§ YOUR ASSIGNMENT
Copy the lines below that contain "Configuration".

§ ENTRIES SHOWN

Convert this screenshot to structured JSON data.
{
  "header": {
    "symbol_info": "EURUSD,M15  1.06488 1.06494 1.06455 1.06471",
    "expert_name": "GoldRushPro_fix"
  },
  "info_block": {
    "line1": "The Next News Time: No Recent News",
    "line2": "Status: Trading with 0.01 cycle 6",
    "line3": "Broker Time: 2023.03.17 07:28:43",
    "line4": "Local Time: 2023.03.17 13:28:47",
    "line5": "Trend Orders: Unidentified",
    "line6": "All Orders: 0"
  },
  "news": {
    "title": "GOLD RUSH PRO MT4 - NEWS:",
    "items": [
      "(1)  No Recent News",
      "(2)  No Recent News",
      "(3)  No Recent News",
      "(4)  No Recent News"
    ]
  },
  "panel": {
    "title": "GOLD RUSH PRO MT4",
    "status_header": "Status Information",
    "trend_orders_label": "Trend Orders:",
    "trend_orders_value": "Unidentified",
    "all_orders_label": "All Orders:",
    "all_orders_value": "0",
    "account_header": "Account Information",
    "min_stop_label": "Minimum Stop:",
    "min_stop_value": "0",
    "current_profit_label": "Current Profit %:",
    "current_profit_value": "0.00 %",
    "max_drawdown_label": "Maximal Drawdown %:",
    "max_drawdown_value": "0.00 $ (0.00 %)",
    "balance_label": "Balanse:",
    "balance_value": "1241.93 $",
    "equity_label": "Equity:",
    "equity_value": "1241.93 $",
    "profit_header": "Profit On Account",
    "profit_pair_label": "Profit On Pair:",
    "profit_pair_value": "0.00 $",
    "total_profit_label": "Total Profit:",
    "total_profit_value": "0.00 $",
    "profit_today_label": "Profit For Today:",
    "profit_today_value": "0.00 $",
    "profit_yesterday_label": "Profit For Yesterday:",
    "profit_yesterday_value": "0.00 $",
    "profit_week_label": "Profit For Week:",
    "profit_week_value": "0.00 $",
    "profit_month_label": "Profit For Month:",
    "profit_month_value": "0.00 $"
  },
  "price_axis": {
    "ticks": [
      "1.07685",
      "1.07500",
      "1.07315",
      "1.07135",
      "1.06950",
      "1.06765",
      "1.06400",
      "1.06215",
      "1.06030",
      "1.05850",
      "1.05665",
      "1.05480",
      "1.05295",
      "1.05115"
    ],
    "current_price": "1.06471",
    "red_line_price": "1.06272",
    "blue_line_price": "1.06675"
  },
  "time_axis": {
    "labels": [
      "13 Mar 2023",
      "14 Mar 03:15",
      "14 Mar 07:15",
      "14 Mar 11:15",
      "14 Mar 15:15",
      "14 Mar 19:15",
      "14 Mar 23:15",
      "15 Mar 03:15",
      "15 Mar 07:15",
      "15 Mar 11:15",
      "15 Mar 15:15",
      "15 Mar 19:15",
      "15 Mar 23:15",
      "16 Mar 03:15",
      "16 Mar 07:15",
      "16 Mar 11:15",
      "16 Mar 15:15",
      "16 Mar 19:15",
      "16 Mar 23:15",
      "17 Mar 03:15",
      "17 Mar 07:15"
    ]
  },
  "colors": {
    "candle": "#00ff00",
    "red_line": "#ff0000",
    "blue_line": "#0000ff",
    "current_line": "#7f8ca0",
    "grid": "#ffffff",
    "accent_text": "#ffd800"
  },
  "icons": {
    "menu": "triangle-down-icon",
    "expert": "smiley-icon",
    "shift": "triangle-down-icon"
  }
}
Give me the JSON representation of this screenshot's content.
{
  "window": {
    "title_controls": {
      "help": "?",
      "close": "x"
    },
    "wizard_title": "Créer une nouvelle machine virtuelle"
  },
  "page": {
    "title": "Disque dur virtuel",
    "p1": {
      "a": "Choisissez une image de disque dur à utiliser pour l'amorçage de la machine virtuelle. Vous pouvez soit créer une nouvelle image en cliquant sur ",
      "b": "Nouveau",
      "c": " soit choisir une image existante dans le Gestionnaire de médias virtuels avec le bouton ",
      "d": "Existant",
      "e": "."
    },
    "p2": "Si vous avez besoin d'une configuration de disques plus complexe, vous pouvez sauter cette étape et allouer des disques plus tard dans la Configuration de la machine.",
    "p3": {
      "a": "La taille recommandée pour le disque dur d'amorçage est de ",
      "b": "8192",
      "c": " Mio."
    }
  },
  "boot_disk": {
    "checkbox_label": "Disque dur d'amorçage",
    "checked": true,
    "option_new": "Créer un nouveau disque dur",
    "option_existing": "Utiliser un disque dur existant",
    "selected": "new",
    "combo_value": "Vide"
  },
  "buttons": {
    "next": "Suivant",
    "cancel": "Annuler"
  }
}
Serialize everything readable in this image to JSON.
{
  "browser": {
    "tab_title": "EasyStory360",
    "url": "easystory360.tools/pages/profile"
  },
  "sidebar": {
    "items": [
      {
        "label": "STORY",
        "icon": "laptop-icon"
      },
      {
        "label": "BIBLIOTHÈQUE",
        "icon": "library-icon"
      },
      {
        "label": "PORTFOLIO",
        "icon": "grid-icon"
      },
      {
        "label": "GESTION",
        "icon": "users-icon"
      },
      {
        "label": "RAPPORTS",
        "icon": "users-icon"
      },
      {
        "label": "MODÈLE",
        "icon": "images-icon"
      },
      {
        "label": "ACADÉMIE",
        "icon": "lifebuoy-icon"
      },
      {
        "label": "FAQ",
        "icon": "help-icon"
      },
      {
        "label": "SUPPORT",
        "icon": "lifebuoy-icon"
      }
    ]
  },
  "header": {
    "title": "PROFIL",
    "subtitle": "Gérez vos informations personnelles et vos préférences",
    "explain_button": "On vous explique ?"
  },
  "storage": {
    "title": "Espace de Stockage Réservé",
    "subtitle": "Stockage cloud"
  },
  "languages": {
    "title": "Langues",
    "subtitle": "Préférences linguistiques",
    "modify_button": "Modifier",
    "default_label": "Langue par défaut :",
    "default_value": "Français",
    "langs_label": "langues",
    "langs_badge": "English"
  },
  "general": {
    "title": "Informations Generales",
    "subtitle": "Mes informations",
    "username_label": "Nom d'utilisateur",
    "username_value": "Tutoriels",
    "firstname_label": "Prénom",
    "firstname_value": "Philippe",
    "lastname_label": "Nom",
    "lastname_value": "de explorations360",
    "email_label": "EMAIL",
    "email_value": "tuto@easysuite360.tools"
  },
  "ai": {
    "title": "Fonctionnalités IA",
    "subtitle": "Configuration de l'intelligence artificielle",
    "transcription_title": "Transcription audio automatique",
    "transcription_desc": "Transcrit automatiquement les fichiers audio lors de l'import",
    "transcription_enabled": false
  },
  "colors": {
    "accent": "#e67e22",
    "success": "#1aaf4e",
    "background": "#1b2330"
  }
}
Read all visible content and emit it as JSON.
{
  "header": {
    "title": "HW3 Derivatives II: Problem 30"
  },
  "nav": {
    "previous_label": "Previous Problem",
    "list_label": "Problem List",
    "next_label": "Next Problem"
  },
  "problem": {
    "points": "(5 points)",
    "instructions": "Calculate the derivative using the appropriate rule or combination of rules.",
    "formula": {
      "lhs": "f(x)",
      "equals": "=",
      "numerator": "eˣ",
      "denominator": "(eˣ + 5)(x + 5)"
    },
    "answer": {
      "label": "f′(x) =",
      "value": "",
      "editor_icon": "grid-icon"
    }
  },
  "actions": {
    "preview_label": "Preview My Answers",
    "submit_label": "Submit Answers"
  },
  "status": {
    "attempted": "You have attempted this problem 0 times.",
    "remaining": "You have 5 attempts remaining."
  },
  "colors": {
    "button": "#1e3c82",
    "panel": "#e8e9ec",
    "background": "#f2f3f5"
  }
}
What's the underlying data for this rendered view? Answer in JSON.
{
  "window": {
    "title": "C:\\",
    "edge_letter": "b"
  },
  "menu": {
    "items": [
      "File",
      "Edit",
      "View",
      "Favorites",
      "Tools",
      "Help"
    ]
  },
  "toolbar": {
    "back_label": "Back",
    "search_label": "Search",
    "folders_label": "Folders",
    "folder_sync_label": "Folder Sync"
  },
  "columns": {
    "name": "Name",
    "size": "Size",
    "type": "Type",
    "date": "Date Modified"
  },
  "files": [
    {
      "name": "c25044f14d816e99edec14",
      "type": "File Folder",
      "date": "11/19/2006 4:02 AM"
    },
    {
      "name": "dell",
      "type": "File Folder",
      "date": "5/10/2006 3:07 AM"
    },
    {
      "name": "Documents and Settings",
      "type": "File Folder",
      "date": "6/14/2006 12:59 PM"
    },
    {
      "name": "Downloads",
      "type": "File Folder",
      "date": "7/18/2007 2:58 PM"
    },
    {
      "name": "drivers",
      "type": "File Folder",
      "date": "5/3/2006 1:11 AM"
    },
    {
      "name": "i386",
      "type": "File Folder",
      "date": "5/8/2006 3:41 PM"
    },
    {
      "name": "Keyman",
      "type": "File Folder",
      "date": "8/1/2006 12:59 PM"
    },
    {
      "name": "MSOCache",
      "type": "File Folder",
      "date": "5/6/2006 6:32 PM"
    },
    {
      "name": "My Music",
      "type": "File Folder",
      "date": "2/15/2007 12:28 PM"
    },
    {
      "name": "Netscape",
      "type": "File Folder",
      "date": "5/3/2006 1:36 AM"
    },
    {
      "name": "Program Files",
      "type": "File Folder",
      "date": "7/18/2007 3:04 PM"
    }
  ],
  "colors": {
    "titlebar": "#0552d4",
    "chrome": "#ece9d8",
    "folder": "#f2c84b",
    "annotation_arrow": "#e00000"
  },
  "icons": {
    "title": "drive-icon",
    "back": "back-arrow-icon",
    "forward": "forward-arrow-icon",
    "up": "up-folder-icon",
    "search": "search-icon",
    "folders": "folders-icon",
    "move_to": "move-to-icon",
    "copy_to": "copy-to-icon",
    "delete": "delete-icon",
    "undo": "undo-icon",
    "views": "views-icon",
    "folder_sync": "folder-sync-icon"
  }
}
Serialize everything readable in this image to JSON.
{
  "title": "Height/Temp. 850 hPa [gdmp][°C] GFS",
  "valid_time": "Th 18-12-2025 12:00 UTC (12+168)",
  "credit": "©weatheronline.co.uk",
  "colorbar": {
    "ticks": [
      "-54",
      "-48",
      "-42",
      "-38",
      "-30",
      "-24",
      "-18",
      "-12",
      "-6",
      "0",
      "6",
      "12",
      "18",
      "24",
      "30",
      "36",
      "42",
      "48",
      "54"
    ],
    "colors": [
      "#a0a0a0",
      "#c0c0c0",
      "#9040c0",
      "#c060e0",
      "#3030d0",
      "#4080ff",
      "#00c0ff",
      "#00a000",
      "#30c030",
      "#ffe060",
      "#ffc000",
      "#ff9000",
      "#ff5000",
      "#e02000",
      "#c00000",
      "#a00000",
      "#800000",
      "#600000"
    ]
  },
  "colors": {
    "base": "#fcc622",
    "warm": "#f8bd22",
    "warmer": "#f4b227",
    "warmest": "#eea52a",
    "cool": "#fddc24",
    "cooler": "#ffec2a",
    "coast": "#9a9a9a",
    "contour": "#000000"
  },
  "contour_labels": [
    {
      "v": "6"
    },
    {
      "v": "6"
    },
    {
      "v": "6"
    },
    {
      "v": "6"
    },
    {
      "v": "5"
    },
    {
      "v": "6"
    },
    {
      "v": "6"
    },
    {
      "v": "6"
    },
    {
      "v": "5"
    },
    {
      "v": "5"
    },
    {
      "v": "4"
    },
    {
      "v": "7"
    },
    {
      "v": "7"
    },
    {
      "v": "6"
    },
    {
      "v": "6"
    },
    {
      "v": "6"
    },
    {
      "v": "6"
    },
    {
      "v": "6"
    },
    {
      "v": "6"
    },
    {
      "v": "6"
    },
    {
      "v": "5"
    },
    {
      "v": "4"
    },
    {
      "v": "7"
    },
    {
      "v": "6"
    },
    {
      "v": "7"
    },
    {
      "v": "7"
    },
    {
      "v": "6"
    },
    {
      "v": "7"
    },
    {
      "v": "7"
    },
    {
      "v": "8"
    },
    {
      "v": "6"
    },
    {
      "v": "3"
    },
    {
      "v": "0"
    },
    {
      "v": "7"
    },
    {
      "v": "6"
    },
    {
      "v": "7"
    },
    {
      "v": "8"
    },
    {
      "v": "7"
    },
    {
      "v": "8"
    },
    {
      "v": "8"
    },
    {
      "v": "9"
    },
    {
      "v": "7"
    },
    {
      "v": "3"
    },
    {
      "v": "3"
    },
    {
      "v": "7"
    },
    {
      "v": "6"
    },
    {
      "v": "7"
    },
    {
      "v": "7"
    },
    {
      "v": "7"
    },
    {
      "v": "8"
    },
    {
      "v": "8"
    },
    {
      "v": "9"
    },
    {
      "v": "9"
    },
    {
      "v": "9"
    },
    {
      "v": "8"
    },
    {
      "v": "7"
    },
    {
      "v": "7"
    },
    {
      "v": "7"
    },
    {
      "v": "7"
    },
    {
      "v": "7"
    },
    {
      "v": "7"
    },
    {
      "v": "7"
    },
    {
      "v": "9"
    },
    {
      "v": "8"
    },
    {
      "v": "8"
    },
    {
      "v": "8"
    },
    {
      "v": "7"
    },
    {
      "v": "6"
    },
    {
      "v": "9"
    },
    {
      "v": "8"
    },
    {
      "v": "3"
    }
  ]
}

§ RESPONSE BELOW
    "p2": "Si vous avez besoin d'une configuration de disques plus complexe, vous pouvez sauter cette étape et allouer des disques plus tard dans la Configuration de la machine.",
    "subtitle": "Configuration de l'intelligence artificielle",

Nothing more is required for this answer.